* **TASK ITEM**:
Return each line below holding the string "HOLDEM".

Stored dataset items

========

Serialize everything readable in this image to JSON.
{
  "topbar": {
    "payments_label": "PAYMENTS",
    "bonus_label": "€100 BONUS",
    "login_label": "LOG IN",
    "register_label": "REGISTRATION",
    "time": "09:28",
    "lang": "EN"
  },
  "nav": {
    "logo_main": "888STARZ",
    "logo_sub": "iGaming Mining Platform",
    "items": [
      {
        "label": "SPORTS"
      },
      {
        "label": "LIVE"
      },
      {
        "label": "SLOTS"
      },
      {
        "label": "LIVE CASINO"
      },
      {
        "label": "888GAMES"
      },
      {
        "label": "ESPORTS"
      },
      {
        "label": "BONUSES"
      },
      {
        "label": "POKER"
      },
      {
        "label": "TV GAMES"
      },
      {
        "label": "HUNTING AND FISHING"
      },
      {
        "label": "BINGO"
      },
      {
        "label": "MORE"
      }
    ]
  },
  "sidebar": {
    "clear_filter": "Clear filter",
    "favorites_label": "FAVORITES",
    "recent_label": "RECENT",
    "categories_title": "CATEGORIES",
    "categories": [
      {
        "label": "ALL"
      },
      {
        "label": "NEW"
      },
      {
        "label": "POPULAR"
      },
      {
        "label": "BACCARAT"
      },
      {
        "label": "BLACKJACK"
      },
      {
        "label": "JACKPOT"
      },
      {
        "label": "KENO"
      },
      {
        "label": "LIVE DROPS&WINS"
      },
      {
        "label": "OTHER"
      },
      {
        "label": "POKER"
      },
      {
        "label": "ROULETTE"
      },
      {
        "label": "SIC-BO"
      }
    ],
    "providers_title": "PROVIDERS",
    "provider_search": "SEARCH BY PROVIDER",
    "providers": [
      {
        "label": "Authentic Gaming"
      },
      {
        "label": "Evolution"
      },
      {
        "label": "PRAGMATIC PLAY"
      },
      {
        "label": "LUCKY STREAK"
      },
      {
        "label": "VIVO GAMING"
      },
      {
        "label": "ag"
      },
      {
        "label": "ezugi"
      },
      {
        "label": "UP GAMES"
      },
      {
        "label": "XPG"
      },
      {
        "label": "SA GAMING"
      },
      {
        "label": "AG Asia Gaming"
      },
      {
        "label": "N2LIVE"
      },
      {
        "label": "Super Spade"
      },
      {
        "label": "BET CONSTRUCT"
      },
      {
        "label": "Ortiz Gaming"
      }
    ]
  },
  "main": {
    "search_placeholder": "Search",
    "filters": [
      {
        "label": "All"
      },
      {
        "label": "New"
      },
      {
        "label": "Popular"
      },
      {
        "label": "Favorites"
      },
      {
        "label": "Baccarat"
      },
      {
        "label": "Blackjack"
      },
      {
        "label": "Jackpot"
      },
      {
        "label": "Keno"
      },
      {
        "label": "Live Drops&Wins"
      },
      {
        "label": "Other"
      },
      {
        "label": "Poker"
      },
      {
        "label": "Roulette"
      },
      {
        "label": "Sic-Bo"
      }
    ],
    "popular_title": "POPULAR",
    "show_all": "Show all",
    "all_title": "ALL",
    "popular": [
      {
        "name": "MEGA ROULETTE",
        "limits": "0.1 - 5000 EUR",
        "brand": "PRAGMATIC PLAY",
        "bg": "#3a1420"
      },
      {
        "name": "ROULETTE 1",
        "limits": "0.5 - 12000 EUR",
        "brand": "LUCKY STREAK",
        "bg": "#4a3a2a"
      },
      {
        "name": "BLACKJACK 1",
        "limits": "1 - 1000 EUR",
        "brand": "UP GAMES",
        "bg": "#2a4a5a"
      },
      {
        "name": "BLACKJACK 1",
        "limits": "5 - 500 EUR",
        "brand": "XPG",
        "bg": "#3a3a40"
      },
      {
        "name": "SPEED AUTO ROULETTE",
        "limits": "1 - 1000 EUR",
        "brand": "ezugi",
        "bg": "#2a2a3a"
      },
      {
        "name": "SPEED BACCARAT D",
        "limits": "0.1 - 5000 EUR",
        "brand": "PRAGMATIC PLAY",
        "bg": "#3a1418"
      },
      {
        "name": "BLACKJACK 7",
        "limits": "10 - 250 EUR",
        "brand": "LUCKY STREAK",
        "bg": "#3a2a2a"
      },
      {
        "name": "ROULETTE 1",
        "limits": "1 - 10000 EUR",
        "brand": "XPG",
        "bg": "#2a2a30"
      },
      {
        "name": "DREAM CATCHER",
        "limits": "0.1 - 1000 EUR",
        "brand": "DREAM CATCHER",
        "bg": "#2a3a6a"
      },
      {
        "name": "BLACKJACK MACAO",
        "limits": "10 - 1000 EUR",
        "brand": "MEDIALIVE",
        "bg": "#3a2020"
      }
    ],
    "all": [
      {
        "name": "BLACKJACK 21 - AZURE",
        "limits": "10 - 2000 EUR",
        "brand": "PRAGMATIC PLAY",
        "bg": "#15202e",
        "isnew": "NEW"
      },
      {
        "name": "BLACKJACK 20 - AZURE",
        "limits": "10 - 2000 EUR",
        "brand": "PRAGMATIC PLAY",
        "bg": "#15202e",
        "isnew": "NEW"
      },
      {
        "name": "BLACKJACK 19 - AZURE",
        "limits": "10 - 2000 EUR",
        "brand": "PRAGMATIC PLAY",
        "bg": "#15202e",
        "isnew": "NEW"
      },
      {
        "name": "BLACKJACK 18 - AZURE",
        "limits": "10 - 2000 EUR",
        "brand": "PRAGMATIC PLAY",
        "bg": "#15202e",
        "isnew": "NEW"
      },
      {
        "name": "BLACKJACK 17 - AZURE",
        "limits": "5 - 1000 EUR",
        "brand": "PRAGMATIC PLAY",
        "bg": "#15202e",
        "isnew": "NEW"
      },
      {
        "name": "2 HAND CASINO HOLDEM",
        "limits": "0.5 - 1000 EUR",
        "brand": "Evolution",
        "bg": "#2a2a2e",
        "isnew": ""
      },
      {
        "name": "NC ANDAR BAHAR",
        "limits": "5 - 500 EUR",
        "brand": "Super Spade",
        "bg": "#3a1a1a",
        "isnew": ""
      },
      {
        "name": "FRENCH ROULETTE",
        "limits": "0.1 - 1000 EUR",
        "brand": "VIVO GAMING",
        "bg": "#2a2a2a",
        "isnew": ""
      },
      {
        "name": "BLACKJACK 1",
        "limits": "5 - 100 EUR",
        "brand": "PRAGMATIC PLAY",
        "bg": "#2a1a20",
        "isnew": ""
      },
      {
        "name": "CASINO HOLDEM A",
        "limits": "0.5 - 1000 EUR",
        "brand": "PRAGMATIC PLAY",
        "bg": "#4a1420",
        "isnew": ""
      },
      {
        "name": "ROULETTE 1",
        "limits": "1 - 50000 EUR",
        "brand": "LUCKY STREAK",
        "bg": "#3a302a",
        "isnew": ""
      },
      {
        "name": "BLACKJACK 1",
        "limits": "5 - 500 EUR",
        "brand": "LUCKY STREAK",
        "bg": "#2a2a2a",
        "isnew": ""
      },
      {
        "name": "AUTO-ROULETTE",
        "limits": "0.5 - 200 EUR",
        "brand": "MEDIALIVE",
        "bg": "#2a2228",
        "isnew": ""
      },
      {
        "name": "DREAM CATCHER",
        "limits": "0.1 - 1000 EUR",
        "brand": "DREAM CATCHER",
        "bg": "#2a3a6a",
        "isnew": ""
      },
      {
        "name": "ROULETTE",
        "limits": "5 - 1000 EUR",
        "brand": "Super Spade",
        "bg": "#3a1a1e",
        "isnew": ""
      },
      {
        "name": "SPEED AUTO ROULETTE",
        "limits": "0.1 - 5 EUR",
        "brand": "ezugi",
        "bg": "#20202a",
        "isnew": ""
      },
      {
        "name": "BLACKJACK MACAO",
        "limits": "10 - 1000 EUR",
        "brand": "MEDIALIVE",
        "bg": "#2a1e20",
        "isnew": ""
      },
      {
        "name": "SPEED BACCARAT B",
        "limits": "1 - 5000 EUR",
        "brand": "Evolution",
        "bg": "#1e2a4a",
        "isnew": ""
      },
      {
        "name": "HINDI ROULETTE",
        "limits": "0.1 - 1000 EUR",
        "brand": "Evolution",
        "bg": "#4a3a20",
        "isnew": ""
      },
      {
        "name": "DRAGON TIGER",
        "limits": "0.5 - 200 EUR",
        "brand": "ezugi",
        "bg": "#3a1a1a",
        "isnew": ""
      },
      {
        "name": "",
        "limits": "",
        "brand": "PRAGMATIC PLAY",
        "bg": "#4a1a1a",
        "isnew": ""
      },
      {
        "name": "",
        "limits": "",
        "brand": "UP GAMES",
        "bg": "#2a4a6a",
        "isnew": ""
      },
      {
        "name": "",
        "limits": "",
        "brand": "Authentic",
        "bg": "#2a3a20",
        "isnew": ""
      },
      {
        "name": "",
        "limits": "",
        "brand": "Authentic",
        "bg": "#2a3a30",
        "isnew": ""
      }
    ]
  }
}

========

* **ANSWER TO THE PROBLEM**:
        "name": "2 HAND CASINO HOLDEM",
        "name": "CASINO HOLDEM A",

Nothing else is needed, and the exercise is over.